Problem description
Report every line of the data where the string "text" appears.

** Opening Task inputs block **

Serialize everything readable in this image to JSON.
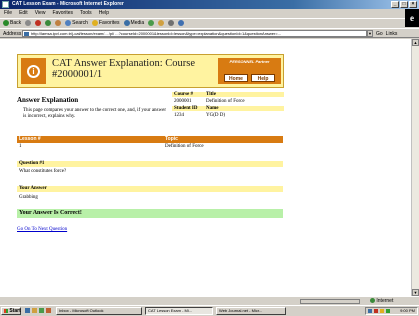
{
  "window": {
    "title": "CAT Lesson Exam - Microsoft Internet Explorer"
  },
  "menu": [
    "File",
    "Edit",
    "View",
    "Favorites",
    "Tools",
    "Help"
  ],
  "toolbar": {
    "back": "Back",
    "search": "Search",
    "favorites": "Favorites",
    "media": "Media"
  },
  "address": {
    "label": "Address",
    "url": "http://lamsa.ipvl.com.tr/j-cat/lesson/exam/... /pl/ ...?courseId=2000001&lessonId=lesson&type=explanation&questionId=1&questionAnswer=...",
    "go_label": "Go",
    "links_label": "Links"
  },
  "header": {
    "title": "CAT Answer Explanation: Course #2000001/1",
    "brand": "PERSONNEL Partner",
    "home_label": "Home",
    "help_label": "Help"
  },
  "explanation": {
    "title": "Answer Explanation",
    "description": "This page compares your answer to the correct one, and, if your answer is incorrect, explains why."
  },
  "info": {
    "course_label": "Course #",
    "course_value": "2000001",
    "title_label": "Title",
    "title_value": "Definition of Force",
    "student_label": "Student ID",
    "student_value": "1234",
    "name_label": "Name",
    "name_value": "YG(D D)"
  },
  "lesson": {
    "col1_label": "Lesson #",
    "col2_label": "Topic",
    "number": "1",
    "topic": "Definition of Force"
  },
  "question": {
    "label": "Question #1",
    "text": "What constitutes force?"
  },
  "answer": {
    "label": "Your Answer",
    "text": "Grabbing"
  },
  "result": {
    "text": "Your Answer Is Correct!"
  },
  "next_link": "Go On To Next Question",
  "status": {
    "zone": "Internet"
  },
  "taskbar": {
    "start": "Start",
    "tasks": [
      "Inbox - Microsoft Outlook",
      "CAT Lesson Exam - Mi...",
      "Web Journal.net - Micr..."
    ],
    "clock": "9:00 PM"
  }
}
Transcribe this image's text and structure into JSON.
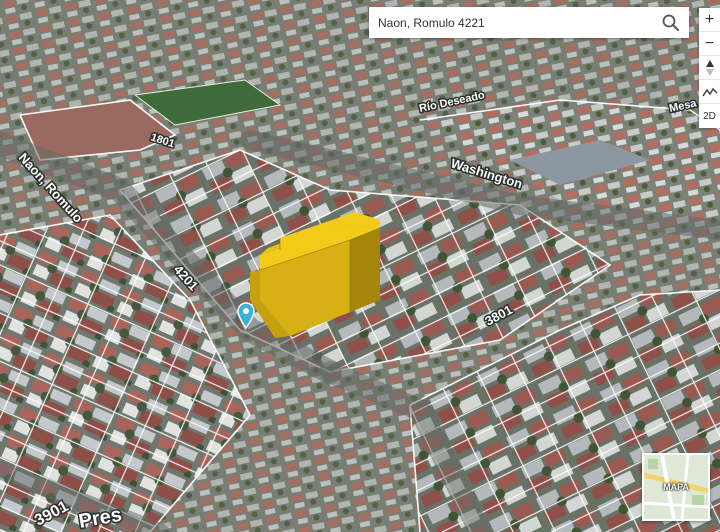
{
  "search": {
    "value": "Naon, Romulo 4221",
    "icon": "search-icon"
  },
  "controls": {
    "zoom_in": "+",
    "zoom_out": "−",
    "tilt_icon": "compass-icon",
    "terrain_icon": "terrain-icon",
    "view_mode": "2D"
  },
  "streets": {
    "naon": "Naon, Romulo",
    "washington": "Washington",
    "rio_label": "Río Deseado",
    "mesa": "Mesa",
    "bottom": "Pres",
    "park_label": "1801"
  },
  "numbers": {
    "n4201": "4201",
    "n3801": "3801",
    "n3901": "3901"
  },
  "minimap": {
    "label": "MAPA"
  },
  "colors": {
    "building": "#f3cc1a",
    "marker": "#3ab0d8",
    "lot_lines": "#ffffff"
  }
}
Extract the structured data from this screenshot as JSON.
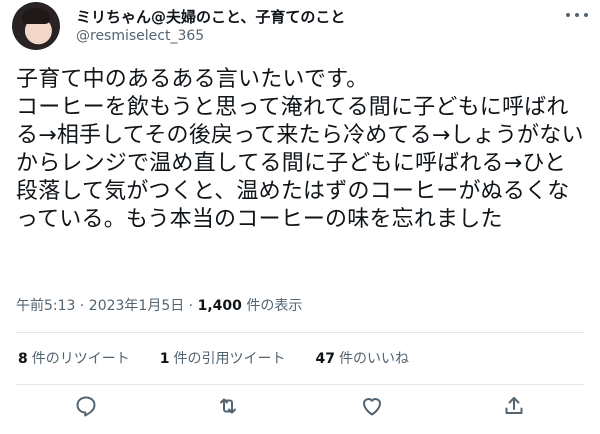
{
  "author": {
    "display_name": "ミリちゃん@夫婦のこと、子育てのこと",
    "handle": "@resmiselect_365"
  },
  "tweet": {
    "text": "子育て中のあるある言いたいです。\nコーヒーを飲もうと思って淹れてる間に子どもに呼ばれる→相手してその後戻って来たら冷めてる→しょうがないからレンジで温め直してる間に子どもに呼ばれる→ひと段落して気がつくと、温めたはずのコーヒーがぬるくなっている。もう本当のコーヒーの味を忘れました",
    "time": "午前5:13 · 2023年1月5日 · ",
    "views_count": "1,400",
    "views_label": " 件の表示"
  },
  "stats": {
    "retweets_count": "8",
    "retweets_label": "件のリツイート",
    "quotes_count": "1",
    "quotes_label": "件の引用ツイート",
    "likes_count": "47",
    "likes_label": "件のいいね"
  },
  "icons": {
    "more": "more-icon",
    "reply": "reply-icon",
    "retweet": "retweet-icon",
    "like": "like-icon",
    "share": "share-icon"
  },
  "colors": {
    "text": "#0f1419",
    "secondary": "#536471",
    "divider": "#e1e8ed"
  }
}
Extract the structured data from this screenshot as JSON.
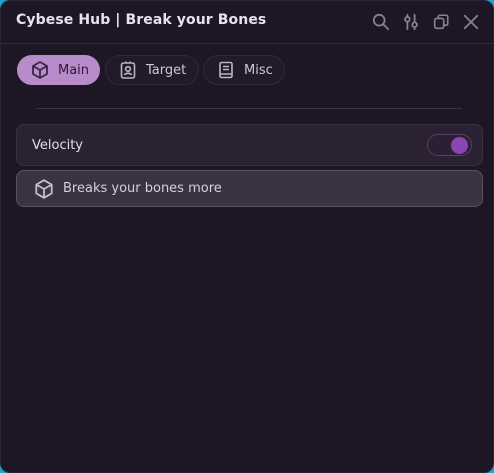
{
  "window": {
    "title": "Cybese Hub | Break your Bones"
  },
  "titlebar_icons": [
    "search-icon",
    "sliders-icon",
    "minimize-icon",
    "close-icon"
  ],
  "tabs": [
    {
      "label": "Main",
      "icon": "cube-icon",
      "active": true
    },
    {
      "label": "Target",
      "icon": "id-badge-icon",
      "active": false
    },
    {
      "label": "Misc",
      "icon": "book-icon",
      "active": false
    }
  ],
  "main": {
    "toggle": {
      "label": "Velocity",
      "enabled": true
    },
    "info_label": {
      "text": "Breaks your bones more",
      "icon": "cube-icon"
    }
  },
  "colors": {
    "window_bg": "#1d1624",
    "active_tab": "#b88bcb",
    "toggle_on": "#8b45b3",
    "desktop_bg": "#1fa3c9"
  }
}
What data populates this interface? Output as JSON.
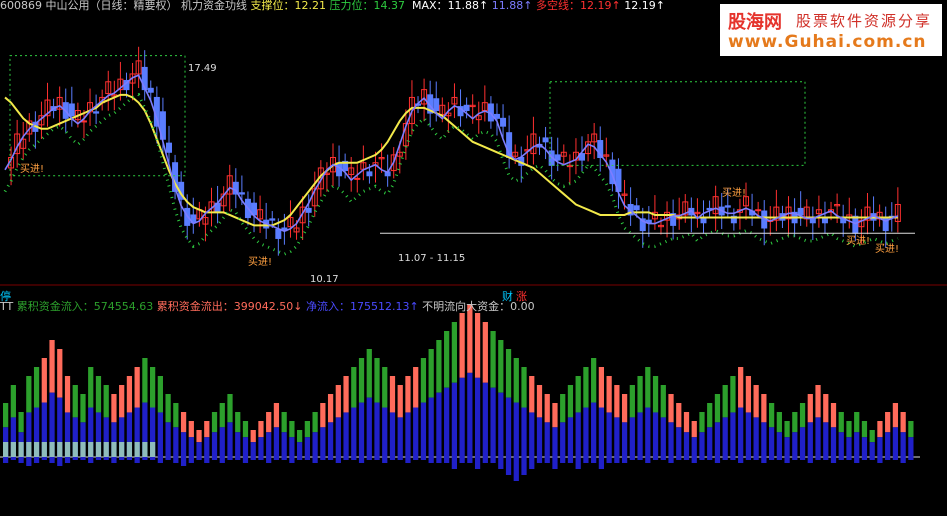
{
  "header": {
    "code": "600869",
    "title": "中山公用（日线：精要权）",
    "indicator": "机力资金功线",
    "support_label": "支撑位：",
    "support": "12.21",
    "pressure_label": "压力位：",
    "pressure": "14.37",
    "max_label": "MAX：",
    "max1": "11.88↑",
    "max2": "11.88↑",
    "multi_label": "多空线：",
    "multi1": "12.19↑",
    "multi2": "12.19↑"
  },
  "watermark": {
    "brand": "股海网",
    "slogan": "股票软件资源分享",
    "url": "www.Guhai.com.cn"
  },
  "price_panel": {
    "annotations": {
      "high": "17.49",
      "low": "10.17",
      "range": "11.07 - 11.15",
      "buy": "买进!"
    },
    "colors": {
      "yellow_ma": "#f2e94a",
      "blue_ma": "#7d7dff",
      "red_ma": "#ff3030",
      "green_dots": "#2ecc40",
      "white_ma": "#ffffff",
      "bull_candle": "#ff3030",
      "bear_candle": "#5a7dff",
      "signal_box": "#ffd700"
    }
  },
  "flow_panel": {
    "tag_left": "停",
    "tag_mid1": "财",
    "tag_mid2": "涨",
    "prefix": "TT",
    "inflow_label": "累积资金流入：",
    "inflow": "574554.63",
    "outflow_label": "累积资金流出：",
    "outflow": "399042.50↓",
    "net_label": "净流入：",
    "net": "175512.13↑",
    "unknown_label": "不明流向大资金：",
    "unknown": "0.00",
    "colors": {
      "inflow": "#2ca02c",
      "outflow": "#ff6b5b",
      "net": "#2020c8",
      "unknown": "#8fbcbc"
    }
  },
  "chart_data": [
    {
      "type": "line",
      "title": "",
      "x": [
        0,
        1,
        2,
        3,
        4,
        5,
        6,
        7,
        8,
        9,
        10,
        11,
        12,
        13,
        14,
        15,
        16,
        17,
        18,
        19,
        20,
        21,
        22,
        23,
        24,
        25,
        26,
        27,
        28,
        29,
        30,
        31,
        32,
        33,
        34,
        35,
        36,
        37,
        38,
        39,
        40,
        41,
        42,
        43,
        44,
        45,
        46,
        47,
        48,
        49,
        50,
        51,
        52,
        53,
        54,
        55,
        56,
        57,
        58,
        59,
        60,
        61,
        62,
        63,
        64,
        65,
        66,
        67,
        68,
        69,
        70,
        71,
        72,
        73,
        74,
        75,
        76,
        77,
        78,
        79,
        80,
        81,
        82,
        83,
        84,
        85,
        86,
        87,
        88,
        89,
        90,
        91,
        92,
        93,
        94,
        95,
        96,
        97,
        98,
        99,
        100,
        101,
        102,
        103,
        104,
        105,
        106,
        107,
        108,
        109,
        110,
        111,
        112,
        113,
        114,
        115,
        116,
        117,
        118,
        119,
        120,
        121,
        122,
        123,
        124,
        125,
        126,
        127,
        128,
        129,
        130,
        131,
        132,
        133,
        134,
        135,
        136,
        137,
        138,
        139,
        140,
        141,
        142,
        143,
        144,
        145,
        146,
        147,
        148,
        149
      ],
      "ylim": [
        9.5,
        18.5
      ],
      "series": [
        {
          "values": [
            13.6,
            14.0,
            14.5,
            14.9,
            15.2,
            15.4,
            15.6,
            15.8,
            16.0,
            16.1,
            15.9,
            15.6,
            15.4,
            15.6,
            15.9,
            16.1,
            16.3,
            16.5,
            16.6,
            16.8,
            17.0,
            17.2,
            17.3,
            16.8,
            16.3,
            15.6,
            14.7,
            13.8,
            12.9,
            12.2,
            11.8,
            11.5,
            11.6,
            11.9,
            12.1,
            12.3,
            12.6,
            12.9,
            12.8,
            12.4,
            12.1,
            11.8,
            11.6,
            11.5,
            11.4,
            11.3,
            11.2,
            11.3,
            11.5,
            11.9,
            12.3,
            12.8,
            13.2,
            13.6,
            13.8,
            13.7,
            13.5,
            13.2,
            13.4,
            13.6,
            13.7,
            13.8,
            13.6,
            13.5,
            13.9,
            14.6,
            15.3,
            15.9,
            16.2,
            16.4,
            16.1,
            15.8,
            15.6,
            15.9,
            16.1,
            16.0,
            15.8,
            15.6,
            15.8,
            15.9,
            15.8,
            15.5,
            14.8,
            14.2,
            14.0,
            14.1,
            14.3,
            14.5,
            14.6,
            14.4,
            14.1,
            13.9,
            13.8,
            13.9,
            14.0,
            14.3,
            14.6,
            14.5,
            14.2,
            13.9,
            13.4,
            12.7,
            12.2,
            12.0,
            11.8,
            11.6,
            11.5,
            11.5,
            11.6,
            11.7,
            11.8,
            11.8,
            11.9,
            12.0,
            11.7,
            11.9,
            12.0,
            12.1,
            12.0,
            11.9,
            11.9,
            12.0,
            12.1,
            12.0,
            11.8,
            11.7,
            11.6,
            11.7,
            11.8,
            11.9,
            11.9,
            11.8,
            11.7,
            11.7,
            11.8,
            11.9,
            12.0,
            11.8,
            11.7,
            11.6,
            11.5,
            11.6,
            11.7,
            11.8,
            11.7,
            11.6,
            11.7,
            11.8
          ]
        },
        {
          "values": [
            16.3,
            16.1,
            15.8,
            15.5,
            15.3,
            15.2,
            15.1,
            15.1,
            15.2,
            15.3,
            15.4,
            15.5,
            15.6,
            15.7,
            15.8,
            15.9,
            16.1,
            16.2,
            16.3,
            16.4,
            16.4,
            16.3,
            16.1,
            15.8,
            15.3,
            14.7,
            14.1,
            13.5,
            13.0,
            12.6,
            12.3,
            12.1,
            12.0,
            11.9,
            11.9,
            11.9,
            11.9,
            11.8,
            11.7,
            11.6,
            11.5,
            11.4,
            11.4,
            11.4,
            11.4,
            11.5,
            11.6,
            11.8,
            12.1,
            12.4,
            12.7,
            13.0,
            13.3,
            13.5,
            13.7,
            13.8,
            13.8,
            13.8,
            13.8,
            13.9,
            14.0,
            14.1,
            14.3,
            14.6,
            15.0,
            15.4,
            15.7,
            15.9,
            15.9,
            15.9,
            15.8,
            15.7,
            15.6,
            15.4,
            15.2,
            15.0,
            14.8,
            14.6,
            14.5,
            14.4,
            14.3,
            14.2,
            14.1,
            14.0,
            13.9,
            13.8,
            13.7,
            13.6,
            13.4,
            13.2,
            13.0,
            12.8,
            12.6,
            12.4,
            12.2,
            12.1,
            12.0,
            11.9,
            11.8,
            11.8,
            11.8,
            11.8,
            11.8,
            11.9,
            11.9,
            11.9,
            11.9,
            11.8,
            11.8,
            11.8,
            11.8,
            11.7,
            11.7,
            11.7,
            11.7,
            11.7,
            11.7,
            11.7,
            11.7,
            11.7,
            11.7,
            11.7,
            11.7,
            11.7,
            11.7,
            11.7,
            11.7,
            11.7,
            11.7,
            11.7,
            11.7,
            11.7,
            11.7,
            11.7,
            11.7,
            11.7,
            11.7,
            11.7,
            11.7,
            11.7,
            11.7,
            11.7,
            11.7,
            11.7,
            11.7,
            11.7,
            11.7,
            11.7
          ]
        }
      ]
    },
    {
      "type": "bar",
      "title": "",
      "categories": [],
      "series": [
        {
          "values": [
            6,
            8,
            5,
            9,
            10,
            11,
            13,
            12,
            9,
            8,
            7,
            10,
            9,
            8,
            7,
            8,
            9,
            10,
            11,
            10,
            9,
            7,
            6,
            5,
            4,
            3,
            4,
            5,
            6,
            7,
            5,
            4,
            3,
            4,
            5,
            6,
            5,
            4,
            3,
            4,
            5,
            6,
            7,
            8,
            9,
            10,
            11,
            12,
            11,
            10,
            9,
            8,
            9,
            10,
            11,
            12,
            13,
            14,
            15,
            16,
            17,
            16,
            15,
            14,
            13,
            12,
            11,
            10,
            9,
            8,
            7,
            6,
            7,
            8,
            9,
            10,
            11,
            10,
            9,
            8,
            7,
            8,
            9,
            10,
            9,
            8,
            7,
            6,
            5,
            4,
            5,
            6,
            7,
            8,
            9,
            10,
            9,
            8,
            7,
            6,
            5,
            4,
            5,
            6,
            7,
            8,
            7,
            6,
            5,
            4,
            5,
            4,
            3,
            4,
            5,
            6,
            5,
            4
          ]
        },
        {
          "values": [
            -2,
            -1,
            -2,
            -3,
            -2,
            -1,
            -2,
            -3,
            -2,
            -1,
            -1,
            -2,
            -1,
            -1,
            -2,
            -1,
            -1,
            -2,
            -1,
            -1,
            -2,
            -1,
            -2,
            -3,
            -2,
            -1,
            -2,
            -1,
            -2,
            -1,
            -1,
            -2,
            -1,
            -1,
            -2,
            -1,
            -1,
            -2,
            -1,
            -1,
            -2,
            -1,
            -1,
            -2,
            -1,
            -1,
            -2,
            -1,
            -1,
            -2,
            -1,
            -1,
            -2,
            -1,
            -1,
            -2,
            -1,
            -1,
            -2,
            -1,
            -1,
            -2,
            -1,
            -1,
            -2,
            -3,
            -4,
            -3,
            -2,
            -1,
            -1,
            -2,
            -1,
            -1,
            -2,
            -1,
            -1,
            -2,
            -1,
            -1,
            -2,
            -1,
            -1,
            -2,
            -1,
            -1,
            -2,
            -1,
            -1,
            -2,
            -1,
            -1,
            -2,
            -1,
            -1,
            -2,
            -1,
            -1,
            -2,
            -1,
            -1,
            -2,
            -1,
            -1,
            -2,
            -1,
            -1,
            -2,
            -1,
            -1,
            -2,
            -1,
            -1,
            -2,
            -1,
            -1,
            -2,
            -1
          ]
        }
      ]
    }
  ]
}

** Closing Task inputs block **

Reply to the task
    "text": "What constitutes force?"
    "text": "Grabbing"
    "text": "Your Answer Is Correct!"
Transcribe this image's text and structure into JSON.
    "text": "子育て中のあるある言いたいです。\nコーヒーを飲もうと思って淹れてる間に子どもに呼ばれる→相手してその後戻って来たら冷めてる→しょうがないからレンジで温め直してる間に子どもに呼ばれる→ひと段落して気がつくと、温めたはずのコーヒーがぬるくなっている。もう本当のコーヒーの味を忘れました",
    "text": "#0f1419",
      "text": "Breaks your bones more",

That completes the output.